I wander through the same woods on a regular basis, sometimes following old logging roads and other times bushwhacking through the understory–a mix of young conifers and hardwoods that are slowly reclaiming their territory. Always, there are water holes to avoid as this is a damp area, so damp that in another month I probably will have to curb some of my wandering habits because it will become difficult to navigate.
But it’s that same water that gives life to the flora and fauna that live therein, such as the buds on the maleberry shrub. Notice how downy the twig is. And the bright red bud waiting patiently within two scales–preparing for the day when it will burst forth with life.
On the same shrub exists evidence of last year’s flowers, now capsules reddish-brown and five-celled in form.
And like the maleberry buds, the red maples buds grow more global each day, some with three scales of protective covering and others more.
Today was a day of contrasts, from sunshiney moments to snow squalls, as well as greens to reds, tossed in with a mix of browns and grays.
Continuing my venture, I soon realized I wasn’t the only one enjoying red. The moose and deer with whom I share this place, also find it a color of choice–especially the bark of young red maple trees.
As I looked at the tree trunks, I could sense the motion of the moose’s bottom incisors scraping upward and then pulling against its hard upper palate to rip the bark off. Everywhere I turned, the maples showed signs of recent scrapes.
Less frequently seen were antler rubs such as this one, where the middle was smoothed by the constant motion and the upper and lower ends frayed. Such finds offer noted differences between a scrape and rub–the former has tags hanging from the upper section only and the teeth marks stand out, while the latter often features a smooth center with the ragged edges at top and bottom. But . . . like us, nature isn’t perfect and not everything is textbook, so I often have to pay closer attention.

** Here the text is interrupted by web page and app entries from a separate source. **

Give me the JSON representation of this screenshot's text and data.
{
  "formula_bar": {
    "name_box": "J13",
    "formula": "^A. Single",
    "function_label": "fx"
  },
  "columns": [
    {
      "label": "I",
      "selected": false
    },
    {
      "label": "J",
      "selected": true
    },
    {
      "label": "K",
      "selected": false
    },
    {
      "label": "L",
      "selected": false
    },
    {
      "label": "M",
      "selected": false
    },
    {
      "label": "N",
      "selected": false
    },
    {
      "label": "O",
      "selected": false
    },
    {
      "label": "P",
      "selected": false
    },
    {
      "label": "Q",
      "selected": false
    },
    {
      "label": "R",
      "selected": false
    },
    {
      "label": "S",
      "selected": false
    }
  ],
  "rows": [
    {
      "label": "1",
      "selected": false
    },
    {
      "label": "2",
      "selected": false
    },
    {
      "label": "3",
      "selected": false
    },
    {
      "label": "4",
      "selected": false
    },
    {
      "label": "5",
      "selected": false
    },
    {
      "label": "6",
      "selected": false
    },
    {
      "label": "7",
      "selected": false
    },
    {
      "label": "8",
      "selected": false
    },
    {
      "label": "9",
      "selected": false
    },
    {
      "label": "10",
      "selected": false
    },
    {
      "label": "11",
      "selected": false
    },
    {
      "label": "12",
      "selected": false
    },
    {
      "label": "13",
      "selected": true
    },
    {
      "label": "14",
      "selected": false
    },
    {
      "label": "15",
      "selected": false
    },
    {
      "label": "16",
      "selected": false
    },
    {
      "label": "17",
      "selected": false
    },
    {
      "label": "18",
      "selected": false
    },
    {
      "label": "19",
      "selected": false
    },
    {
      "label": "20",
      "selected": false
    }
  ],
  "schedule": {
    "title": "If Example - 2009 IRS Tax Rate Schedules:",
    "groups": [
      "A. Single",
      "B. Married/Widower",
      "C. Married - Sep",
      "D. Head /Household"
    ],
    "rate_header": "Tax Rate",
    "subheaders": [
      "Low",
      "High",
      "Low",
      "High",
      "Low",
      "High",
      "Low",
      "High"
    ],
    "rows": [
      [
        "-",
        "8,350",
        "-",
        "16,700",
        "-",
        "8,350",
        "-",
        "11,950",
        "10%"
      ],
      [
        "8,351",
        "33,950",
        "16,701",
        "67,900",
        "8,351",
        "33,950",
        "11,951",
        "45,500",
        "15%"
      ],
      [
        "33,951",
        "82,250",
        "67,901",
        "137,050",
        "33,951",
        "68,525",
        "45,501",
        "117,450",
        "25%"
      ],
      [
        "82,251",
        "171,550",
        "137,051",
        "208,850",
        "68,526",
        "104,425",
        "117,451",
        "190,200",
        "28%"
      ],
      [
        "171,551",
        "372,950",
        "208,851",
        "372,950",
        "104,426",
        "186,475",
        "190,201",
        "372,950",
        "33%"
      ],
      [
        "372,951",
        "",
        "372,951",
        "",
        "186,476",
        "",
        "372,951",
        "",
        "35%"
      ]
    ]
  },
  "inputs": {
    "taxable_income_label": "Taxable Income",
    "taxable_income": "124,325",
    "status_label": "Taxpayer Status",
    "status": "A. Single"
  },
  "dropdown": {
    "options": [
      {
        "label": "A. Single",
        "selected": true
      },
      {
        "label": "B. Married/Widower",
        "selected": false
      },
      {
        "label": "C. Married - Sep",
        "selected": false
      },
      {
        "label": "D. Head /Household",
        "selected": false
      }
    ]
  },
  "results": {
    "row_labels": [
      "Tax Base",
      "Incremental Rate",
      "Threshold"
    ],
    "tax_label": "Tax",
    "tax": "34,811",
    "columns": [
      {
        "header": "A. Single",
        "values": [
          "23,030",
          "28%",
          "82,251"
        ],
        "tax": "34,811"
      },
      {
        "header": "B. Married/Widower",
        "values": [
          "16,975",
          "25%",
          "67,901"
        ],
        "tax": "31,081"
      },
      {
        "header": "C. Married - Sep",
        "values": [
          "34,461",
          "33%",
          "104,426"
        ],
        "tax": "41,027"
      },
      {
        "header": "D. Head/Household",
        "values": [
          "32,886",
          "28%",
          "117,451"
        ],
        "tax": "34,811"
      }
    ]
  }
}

I saw more than red and so I could hardly resist a moose bed filled with scat and urine. I’m always in awe of the sense of size and again I saw motion, of this large mammal laying down to take a rest and perhaps a few hours later, getting its feet under itself to rise again, do its duty and move on to browse some more.
Deer tracks were even more numerous than moose and the solidness of the snow allowed them to travel atop the crust. At one point I spied something I didn’t recall seeing before–witch hazel capsules decorating the snow.
At this time of year, these grayish tan capsules persist on the trees, but their work was completed in the fall when they expelled their two glossy black seeds.
Ruffed grouse, wild turkeys and snowshoe hare like witch hazel buds. As do deer, who rip them off in the same fashion as a moose and leave a tag behind–as a signature.
Not all were eaten–yet. Notice these buds, ensconced in dense reddish/yellowish/brown hairs rather than the waxy scales of the maleberry and maple. And the shape extending outward from the twig, almost in scalpel-like fashion. Yeah, I was still seeing a hint of red.
If I wanted to carry my red theme to the extreme, I could say that the bright yellow bracts that formed the base of the former flowers were framed in red, but really, it’s more of a hairy light tan along their rims. Eventually, the bracts will develop into seed capsules and next autumn they’ll be the ones to shoot their seeds with a popping sound. We always talk about that sound and refer to Henry David Thoreau for as far as I know he was the one to first hear it. This past fall, a friend tried this and like Thoreau, he was awakened during the night by the seeds being forcibly expelled. (Credit goes to Bob Katz for that experiment.)
Back to red. Under the hemlocks where the deer had traveled, I was looking at some mosses when these bright red soldiers showed their cheery caps–it’s been a while since I’ve seen British Soldier lichens, most of it buried beneath the snow.
As I headed toward home, a red oak beside the cowpath asked to be included. It seems in winter that the rusty red inner bark stands out more in the landscape, making the tree easy to identify. Of course, don’t get confused by the big tooth aspen, which slightly resembles a red oak at the lower level, but a look up the trunk suddenly reveals similarities to a birch.
Many of the acorns have been consumed after such a prolific year, but their caps still exist and the color red was exemplified within the scales.
Back at the homestead, I walked by the shed attached to the barn where icicles dripped–again speaking to this day. By that time the snow squalls had abated and sun shone warmly, but a brisk wind swirled the snow in the field into mini whirling dervishes. My cheeks were certainly red.
My red adventure was completed at the bird feeder. A happy ending to scenes of red.